The swollen tide of fluorescent yellow from oilseed rape is quickly receding, with UK production falling to its lowest level in 15 years.
Recent history – particularly the example of oilseed rape – shows that government regulation and incentives have had major implications for how our land looks (and smells).
EU farming legislation affected not only the farming community, but the entire population.
Incentives and disincentives over what crops can be grown change the landscape and can have a major effect on the experience and attitudes of the wider population towards farmers.
About the author
Senior lecturer, Cranfield University
Toby Waine is a senior lecturer in applied remote sensing at the Centre for Environment and Agricultural Informatics, Cranfield University. Here he explains why national field mapping will be so crucial as UK land use policy changes after Brexit.
Moving from the EU to UK legislation, with the planned Environmental Land Management (ELM) scheme, is the first opportunity since 1973 to reshape our landscape.
That means a real opportunity to make sure there is thoughtful management that balances economic viability with “public good”.
Oilseed rape was not a crop traditionally grown in the UK. Regulation introduced in the late 1990s encouraged its use in diesel fuel as biofuel.
By its peak in 2012, oilseed was the third-biggest occupant of arable land, accounting for up to 10% of the area and causing the smell that has become a familiar part of late springtime.
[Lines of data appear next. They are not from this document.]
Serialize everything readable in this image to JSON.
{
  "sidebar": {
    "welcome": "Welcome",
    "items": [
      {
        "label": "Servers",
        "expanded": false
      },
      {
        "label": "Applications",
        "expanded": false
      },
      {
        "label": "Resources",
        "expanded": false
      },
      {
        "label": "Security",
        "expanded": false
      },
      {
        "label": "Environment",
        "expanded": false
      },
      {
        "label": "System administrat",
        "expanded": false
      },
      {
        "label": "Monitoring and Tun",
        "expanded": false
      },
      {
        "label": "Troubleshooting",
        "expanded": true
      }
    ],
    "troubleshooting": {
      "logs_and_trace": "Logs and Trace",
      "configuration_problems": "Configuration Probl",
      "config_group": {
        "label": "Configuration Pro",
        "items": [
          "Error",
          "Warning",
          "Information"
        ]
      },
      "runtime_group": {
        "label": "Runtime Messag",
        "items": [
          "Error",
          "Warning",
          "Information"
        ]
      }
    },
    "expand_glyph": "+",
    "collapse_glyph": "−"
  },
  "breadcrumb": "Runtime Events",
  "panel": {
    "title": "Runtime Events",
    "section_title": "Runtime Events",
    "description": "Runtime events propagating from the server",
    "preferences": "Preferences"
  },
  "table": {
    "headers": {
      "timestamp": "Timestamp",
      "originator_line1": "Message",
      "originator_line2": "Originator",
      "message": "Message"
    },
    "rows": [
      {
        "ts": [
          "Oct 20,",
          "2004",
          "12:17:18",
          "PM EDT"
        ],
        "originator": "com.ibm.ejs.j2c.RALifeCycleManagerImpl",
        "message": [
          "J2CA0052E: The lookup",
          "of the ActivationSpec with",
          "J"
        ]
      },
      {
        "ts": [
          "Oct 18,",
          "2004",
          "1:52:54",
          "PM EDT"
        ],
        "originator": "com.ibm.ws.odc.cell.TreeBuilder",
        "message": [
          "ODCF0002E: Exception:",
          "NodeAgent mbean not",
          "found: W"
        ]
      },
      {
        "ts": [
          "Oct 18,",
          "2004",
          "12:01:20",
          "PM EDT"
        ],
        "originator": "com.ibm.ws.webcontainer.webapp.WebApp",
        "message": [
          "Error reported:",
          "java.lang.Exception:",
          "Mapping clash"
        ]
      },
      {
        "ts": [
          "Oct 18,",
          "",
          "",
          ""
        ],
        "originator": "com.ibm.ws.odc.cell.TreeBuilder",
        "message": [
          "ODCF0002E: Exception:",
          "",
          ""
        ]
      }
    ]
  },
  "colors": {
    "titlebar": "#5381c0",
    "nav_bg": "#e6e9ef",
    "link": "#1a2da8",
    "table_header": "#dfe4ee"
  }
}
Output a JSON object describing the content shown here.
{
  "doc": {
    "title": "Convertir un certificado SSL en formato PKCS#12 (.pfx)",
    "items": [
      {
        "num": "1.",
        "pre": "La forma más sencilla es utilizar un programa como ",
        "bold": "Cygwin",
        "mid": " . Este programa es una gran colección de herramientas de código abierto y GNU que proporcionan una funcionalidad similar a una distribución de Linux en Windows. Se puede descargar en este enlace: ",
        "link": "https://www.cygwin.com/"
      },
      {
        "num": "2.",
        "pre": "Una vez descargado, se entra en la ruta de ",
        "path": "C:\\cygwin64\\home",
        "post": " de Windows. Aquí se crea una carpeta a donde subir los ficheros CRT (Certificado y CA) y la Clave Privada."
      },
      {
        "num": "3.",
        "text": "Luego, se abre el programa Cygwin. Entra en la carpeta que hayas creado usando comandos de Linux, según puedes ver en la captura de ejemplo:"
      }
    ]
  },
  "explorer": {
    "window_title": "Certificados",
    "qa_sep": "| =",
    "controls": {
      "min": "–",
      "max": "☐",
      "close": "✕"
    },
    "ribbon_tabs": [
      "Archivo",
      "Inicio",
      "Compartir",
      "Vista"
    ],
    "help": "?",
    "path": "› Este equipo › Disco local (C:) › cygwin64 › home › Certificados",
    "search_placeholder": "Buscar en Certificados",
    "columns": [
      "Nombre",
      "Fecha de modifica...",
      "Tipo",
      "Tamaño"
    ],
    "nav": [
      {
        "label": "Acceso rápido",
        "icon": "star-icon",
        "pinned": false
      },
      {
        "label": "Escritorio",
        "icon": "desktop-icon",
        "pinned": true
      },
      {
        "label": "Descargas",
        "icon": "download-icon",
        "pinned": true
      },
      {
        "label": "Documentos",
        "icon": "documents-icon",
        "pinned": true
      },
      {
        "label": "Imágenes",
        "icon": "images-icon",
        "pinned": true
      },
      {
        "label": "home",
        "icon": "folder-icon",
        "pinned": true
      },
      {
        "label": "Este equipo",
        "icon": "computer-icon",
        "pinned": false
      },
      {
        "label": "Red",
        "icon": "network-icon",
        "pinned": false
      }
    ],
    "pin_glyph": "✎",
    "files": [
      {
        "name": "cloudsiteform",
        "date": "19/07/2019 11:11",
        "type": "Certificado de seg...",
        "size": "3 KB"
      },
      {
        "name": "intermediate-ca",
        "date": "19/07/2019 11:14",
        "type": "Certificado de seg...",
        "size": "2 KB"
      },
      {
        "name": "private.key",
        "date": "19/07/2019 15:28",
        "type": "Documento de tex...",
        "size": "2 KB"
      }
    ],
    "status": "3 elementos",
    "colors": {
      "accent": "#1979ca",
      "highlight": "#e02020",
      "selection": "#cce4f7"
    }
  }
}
The next big story affecting our landscape will be the increasing demand for other energy crops as we aim to achieve net-zero carbon emissions by 2050.
We will probably need to dedicate 10% or more extra arable land to energy crops by that date – a twentyfold increase on current levels.
This is because of the commitment to anaerobic digestion (AD) plants that turn food waste and animal manure into biogas and fertilisers.
There are about 700 AD plants in operation now, with plans in place for 1,000 more, and they all need sizeable supplies of feedstock from crops that are bulky and burnable.
That will change our landscape, because the best crops for conversion into biofuels are maize and miscanthus – tall, grassy crops that grow up to three metres high.
Imagine what this will mean for residents and walkers used to views across low-lying grass and cereal fields…
How do we achieve the right mix of economic value – to protect the livelihoods of farmers and the wider industry – and food production, alongside sustainability and the “social” role the countryside plays?
Can the net-zero 2050 targets be met alongside the landscape protection required by the Sustainable Farming Incentive?
Data is king
To make the ELM scheme work successfully, decision-ready data is needed to ensure rewards for those delivering land recovery, sustainability and public good are given out fairly.
Continual national mapping and monitoring – not to spy, but to ensure a real-world understanding of the changing landscape – is needed as the foundation to a more flexible and responsive policy.
In this way farmers can be incentivised in the right ways, and the larger reputation of farmers can be secured.
The good news is that the technology, in the form of remote sensing via satellite imagery, already exists.
Remote sensing means an independent, near-real-time source of data, not relying on farm inspections or yet more admin and form filling.
The lockdown age has demonstrated how much local landscapes are valued.
A better future under ELM needs to involve a clear-sighted vision of exactly what changes are planned, and what new crops and land use decisions really mean for everyone.